[Data listing]
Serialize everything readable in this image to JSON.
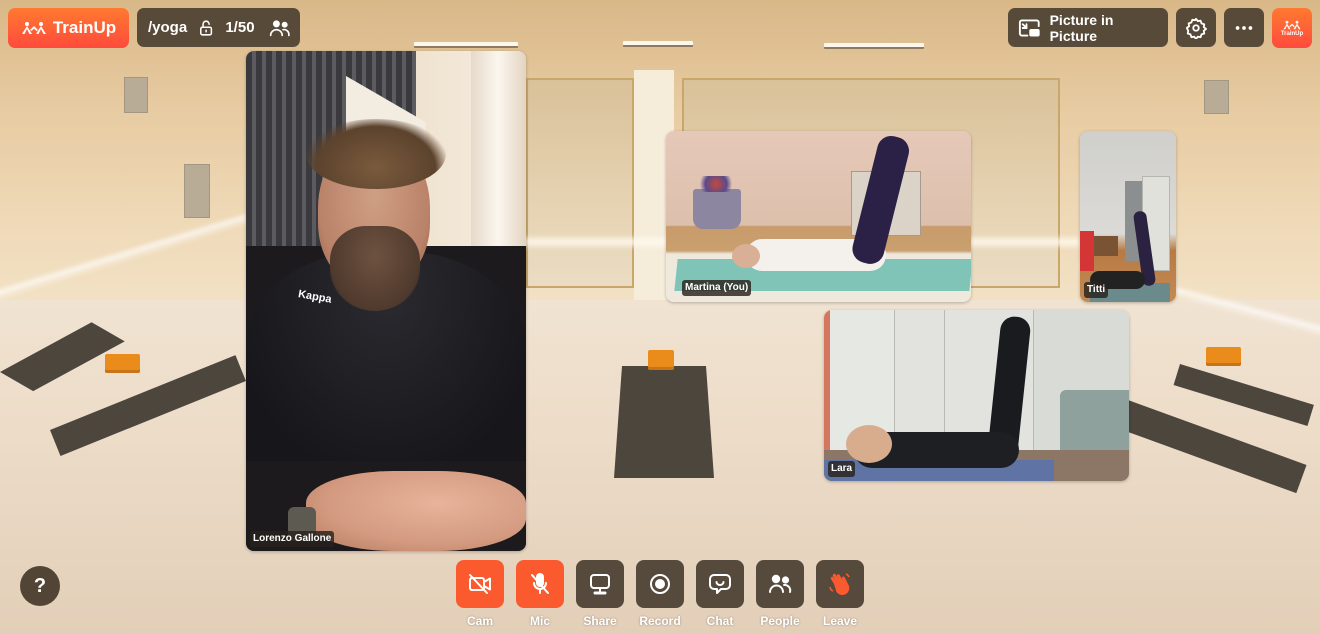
{
  "header": {
    "brand": {
      "name": "TrainUp",
      "icon": "kappa-logo-icon",
      "color": "#ff5a36"
    },
    "room": {
      "name": "/yoga",
      "lock_icon": "unlock-icon",
      "participants": "1/50",
      "people_icon": "people-icon"
    },
    "pip_label": "Picture in Picture",
    "settings_icon": "gear-icon",
    "more_icon": "more-horizontal-icon",
    "avatar": {
      "label": "TrainUp"
    }
  },
  "participants": [
    {
      "name": "Lorenzo Gallone",
      "shirt_text": "Kappa"
    },
    {
      "name": "Martina (You)"
    },
    {
      "name": "Titti"
    },
    {
      "name": "Lara"
    }
  ],
  "help": {
    "label": "?"
  },
  "controls": [
    {
      "label": "Cam",
      "icon": "camera-off-icon",
      "active": true
    },
    {
      "label": "Mic",
      "icon": "mic-off-icon",
      "active": true
    },
    {
      "label": "Share",
      "icon": "monitor-icon",
      "active": false
    },
    {
      "label": "Record",
      "icon": "record-icon",
      "active": false
    },
    {
      "label": "Chat",
      "icon": "chat-icon",
      "active": false
    },
    {
      "label": "People",
      "icon": "people-icon",
      "active": false
    },
    {
      "label": "Leave",
      "icon": "wave-hand-icon",
      "active": false
    }
  ],
  "colors": {
    "accent": "#fb5a2f",
    "control_bg": "#564a3d",
    "pill_bg": "#463a2c"
  }
}
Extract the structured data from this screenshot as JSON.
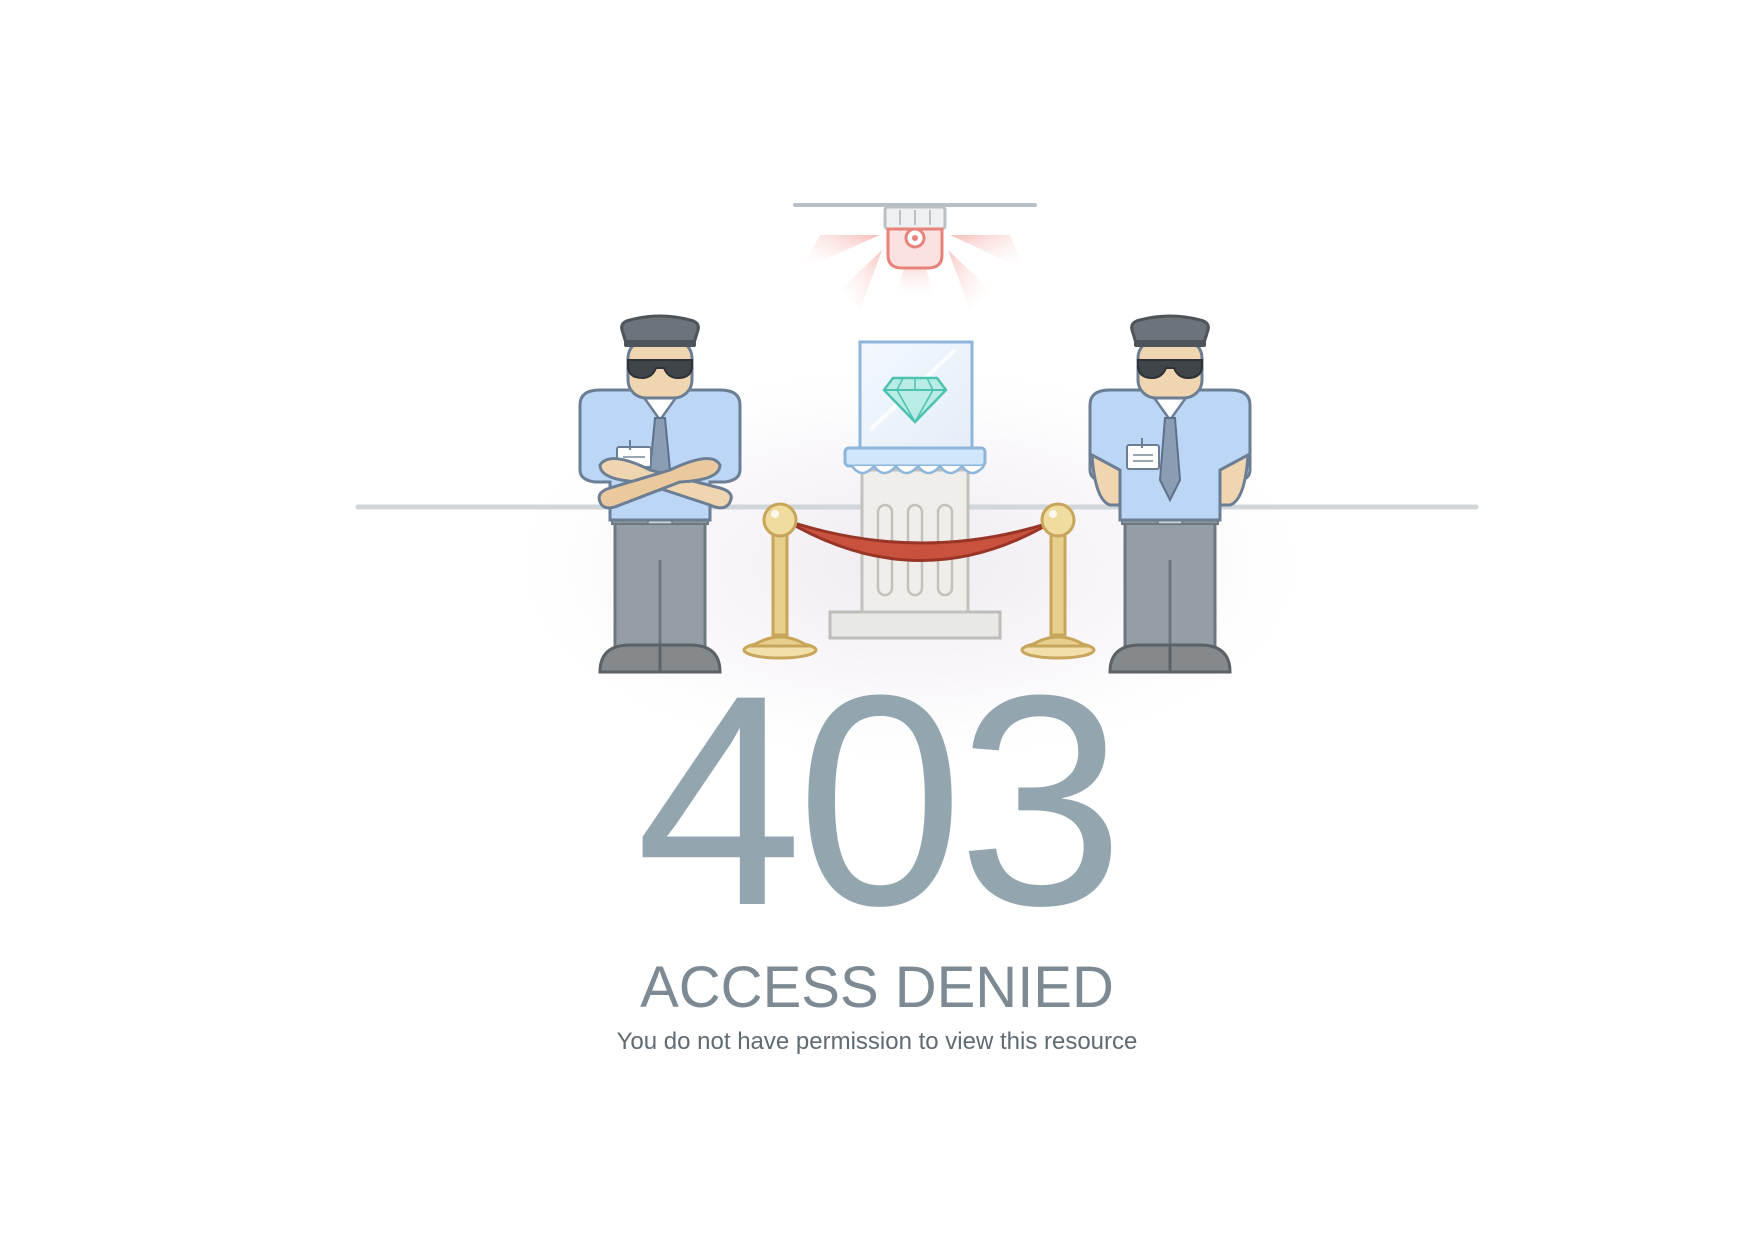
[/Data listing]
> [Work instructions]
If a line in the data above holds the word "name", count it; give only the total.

> [Answer below]
6